Wealthsimple Trade is perfect for investors looking for a no frill discount online broker that offers zero dollar commission trades. This is especially true if you only invest in RRSPs, TFSAs, and/or taxable accounts.
I think Wealthsimple Trade is perfect for investors who are starting out and want to invest their contributions of a few hundred dollars every other week. In other words, if you are only buying a few shares of a stock each time, Wealthsimple Trade is perfect because you don’t have to pay any trading commissions. Furthermore, Wealthsimple Trade also allows you to purchase fractional shares on certain stocks, allowing Canadian DIY investors to slowly build up their portfolio over time.
Also, if you’re comfortable trading on your smartphone and don’t need features like real-time data and enroll in DRIP, then I’d highly recommend Wealthsimple Trade.
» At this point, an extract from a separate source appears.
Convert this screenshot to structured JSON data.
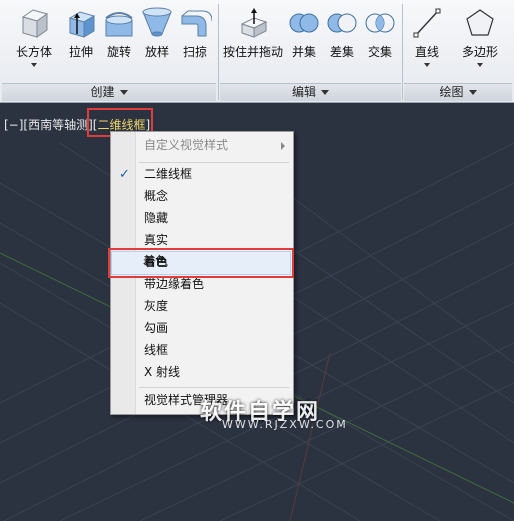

Wealthsimple Trade has a very comprehensive Help Centre if you have questions. If you need to talk to a person, you have to either email them or phone them. I haven’t needed to contact Wealthsimple Trade representatives, so I am not sure how responsive they are.
You can open an account with Wealthsimple Trade using Mrs. T’s referral code and get a $10 credit bonus.
Questrade vs. Wealthsimple Trade – Which broker is best?
Questrade and Wealthsimple Trade are both very solid online discount brokers. You can’t really go wrong with either of them. But which broker is the best if I had to pick?
Well, overall I think Questrade is the best discount broker to use. Questrade offers a lot of features that can be valuable for novice and experienced investors. I really appreciate the ability to enroll in DRIP, hold both USD and CAD cash in my accounts, to be able to trade on the desktop, and the quick one business day funding. Questrade removed the inactivity fees so you aren’t forced to make trades regularly.
- You may also want to consider National Bank Direct Brokerage if you’re looking for commission free trading.
Yes, I have to pay trading commissions and the exchange fees, but Questrade’s trading commissions are still far cheaper than how much Canadian banks charge when trading with their direct investing accounts.
Questrade has also partnered up with Passiv to allow you to put your portfolio on autopilot for free. With the help of Passiv, you can build your own personalized index, invest, and rebalance all through a click of a button. Passiv can even calculate and execute the trades needed to keep your portfolio balanced. Essentially, Passiv makes investing super simple! A community user account is free to sign up. The elite member account is $99 per year, but it’s free for Questrade clients! Make sure to check out Passiv.
While Questrade is overall the best discount broker to use, Canadian investors shouldn’t ignore Wealthsimple Trade. If you are just starting out with a small investment portfolio comprising RRSP and/or TFSA, and want to invest with small and frequent contributions, Wealthsimple Trade is the online broker for you. The truly zero cost commission trading is a key benefit when you are starting out and want to put your regular contributions to work.
You can only make trades on the Wealthsimple Trade mobile app, but soon, it may be possible to trade on the desktop. If Wealthsimple Trade can add two features – setting up recurring deposits and enroll in dividend reinvestment plans, it would make the platform even better.
Once you’ve got an online broker set up, it’s time to spend some time reading about investments. You may find the following articles helpful: